A four-story distribution center that would be among the largest industrial buildings in San Diego County is being built for Amazon on a 65-acrce site in Otay Mesa.
The four-story building at Otay Mesa Road and Enrico Fermi Drive will have about 2.6 million square feet of space with 1,854 parking spaces, according to plans submitted to county planners by the developer, Seefried Properties based in Atlanta. No start date for the project was given.
The parking will be wired for more than 100 electric charging stations.
The project also will have a 404 square-foot pump house, a 930 square-foot water tank a 940 square-foot bike rack shelter, and a 278 square-foot guardhouse, according to planning documents.
Amazon didn’t respond to requests for information and officials with Seefried Properties said they couldn’t comment.
Seefried has done other similar projects for Amazon, according to Seefried’s website, including a 1 million square-foot building in Macon, Georgia, completed in November 2018 and an 856,000 square-foot building in Salt Lake City completed in August 2018.
David Wick, chairman of the East Otay Mesa Property Owners Association, said Seefried acquired the property to build the distribution center for Amazon.
“This is a great addition. Amazon is a great addition to Otay Mesa,” Wick said. “It’s a lot of automation, so I’m not sure how much of a job generator it will be.”
The property sold for nearly $22.7 million.

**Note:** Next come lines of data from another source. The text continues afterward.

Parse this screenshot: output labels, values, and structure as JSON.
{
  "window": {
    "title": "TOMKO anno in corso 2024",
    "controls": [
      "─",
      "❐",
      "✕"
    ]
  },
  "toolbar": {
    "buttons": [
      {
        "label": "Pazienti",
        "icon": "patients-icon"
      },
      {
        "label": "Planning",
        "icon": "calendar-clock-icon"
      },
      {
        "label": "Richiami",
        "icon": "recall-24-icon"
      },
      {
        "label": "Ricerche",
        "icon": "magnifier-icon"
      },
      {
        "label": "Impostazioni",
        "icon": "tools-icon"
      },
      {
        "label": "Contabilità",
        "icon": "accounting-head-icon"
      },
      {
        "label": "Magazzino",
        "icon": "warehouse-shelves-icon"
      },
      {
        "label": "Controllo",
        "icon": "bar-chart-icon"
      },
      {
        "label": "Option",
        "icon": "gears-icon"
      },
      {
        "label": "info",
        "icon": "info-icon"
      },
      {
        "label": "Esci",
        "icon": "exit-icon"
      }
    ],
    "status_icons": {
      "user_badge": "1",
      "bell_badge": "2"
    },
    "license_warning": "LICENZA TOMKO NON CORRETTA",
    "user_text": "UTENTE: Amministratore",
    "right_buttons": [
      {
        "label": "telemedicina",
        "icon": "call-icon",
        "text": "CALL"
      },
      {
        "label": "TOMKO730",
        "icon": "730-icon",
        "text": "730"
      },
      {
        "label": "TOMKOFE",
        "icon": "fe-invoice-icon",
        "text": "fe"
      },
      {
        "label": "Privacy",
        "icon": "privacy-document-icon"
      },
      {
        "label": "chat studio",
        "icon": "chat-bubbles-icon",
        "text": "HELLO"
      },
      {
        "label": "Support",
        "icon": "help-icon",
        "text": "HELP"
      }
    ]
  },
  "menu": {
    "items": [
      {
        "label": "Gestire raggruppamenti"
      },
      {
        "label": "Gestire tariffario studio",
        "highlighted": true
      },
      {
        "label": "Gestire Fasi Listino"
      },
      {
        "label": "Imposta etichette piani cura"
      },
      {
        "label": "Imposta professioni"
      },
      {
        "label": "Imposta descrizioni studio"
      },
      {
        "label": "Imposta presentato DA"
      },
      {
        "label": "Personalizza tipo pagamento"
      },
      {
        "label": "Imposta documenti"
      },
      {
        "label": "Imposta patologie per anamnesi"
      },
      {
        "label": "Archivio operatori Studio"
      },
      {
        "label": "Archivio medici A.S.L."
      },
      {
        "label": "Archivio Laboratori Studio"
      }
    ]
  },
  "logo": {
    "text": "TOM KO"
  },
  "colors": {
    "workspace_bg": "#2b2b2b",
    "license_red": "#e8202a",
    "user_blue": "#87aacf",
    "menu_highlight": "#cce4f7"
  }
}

Seefried is required as a condition of its permits to make improvements to Otay Mesa Road that would include adding bike lanes and widening the street. Similar improvements are required for Enrico Fermi Drive.
Because Amazon is such a high profile company and because this project is so big, it’s expected to heighten interest in Otay Mesa for industrial construction, according to some commercial real estate brokers.
“With Amazon coming in, there are a lot of groups that follow Amazon,” said Bret Morriss, managing director of Stream Realty Partners in San Diego, adding that it would include industries such as box makers and last-mile distributors
“Two million-plus square feet is certainly going to lead to other jobs and other supporting companies coming in,” Morriss said. “They have a lot of land that they could quickly turn into industrial buildings.”
Linda Greenberg, a principal with Lee & Associates, said it’s difficult to assess what effect Amazon will have on the overall development of commercial real estate in Otay Mesa.
“I don’t think we’re going to know the impact until they’re operational,” Greenberg said. “I don’t know that it will have a lot of impact in the short term on demand for land.”
Least Expensive Submarket
Even before the Amazon deal, Otay Mesa was a strong draw for companies looking for new industrial space, Morriss and others said.
“It’s the least expensive submarket in San Diego, and that’s after above-average rent growth,” Morriss said.
Rental rates in the past few years for industrial space have gone from about 50 cents per square foot to about 70 cents per square foot, Morriss said.
“Other markets have seen pretty good rent growth, but I think that’s the highest in the region,” Morriss said.
CBRE, in a first quarter 2019 report on industrial property throughout South County that included Otay Mesa, said industrial space was extremely tight, with a vacancy rate of 4.2 percent.
Wick of the Property Owners Association said that Otay Mesa in the next five years will have more new development than it’s had in the past 25 years.
‘Ripe for Development’
“Otay’s the last area in the county where there’s large tracts of land where you can develop a large manufacturing or distribution center,” Wick said.
With new roads, sewerage and other infrastructure, “now it’s ripe for development,” Wick said.
In addition to the Amazon property, other large deals in Otay Mesa included 51 acres bought for $30 million in April by Copart Inc., an online vehicle auction company based in Dallas.
Majestic Realty Co., headquartered in Los Angeles, in October partnered with Sunroad Enterprises of San Diego for development of an three-building industrial park in Otay Mesa with a total of 227,000 square feet.
Murphy Development Co. in January completed construction of the final building in the Siempre Viva Business Park in Otay Mesa. The park includes 2.1 million square feet of industrial space on 155 acres near the Otay Mesa Port of Entry.
Rob Hixson, CBRE senior vice president who represented the seller in the Copart deal, said not only is more land available than elsewhere in the county, but “the freeways that have been built over the past few years are creating more easy access to the buildings.”
“Now, people aren’t complaining like they used to,” Hixson said.
In the past, Otay Mesa’s big draw was its proximity to Mexico for companies that did business on both sides of the border.
That’s still true, but Wick said the next wave of commercial real estate development won’t be so centered on cross-border business.
“You will start seeing more and more businesses going to Otay that may not do business with Mexico,” Wick said. “I could see more distribution type businesses relocating there.”
Real estate reporter Ray Huard may be reached at firstname.lastname@example.org or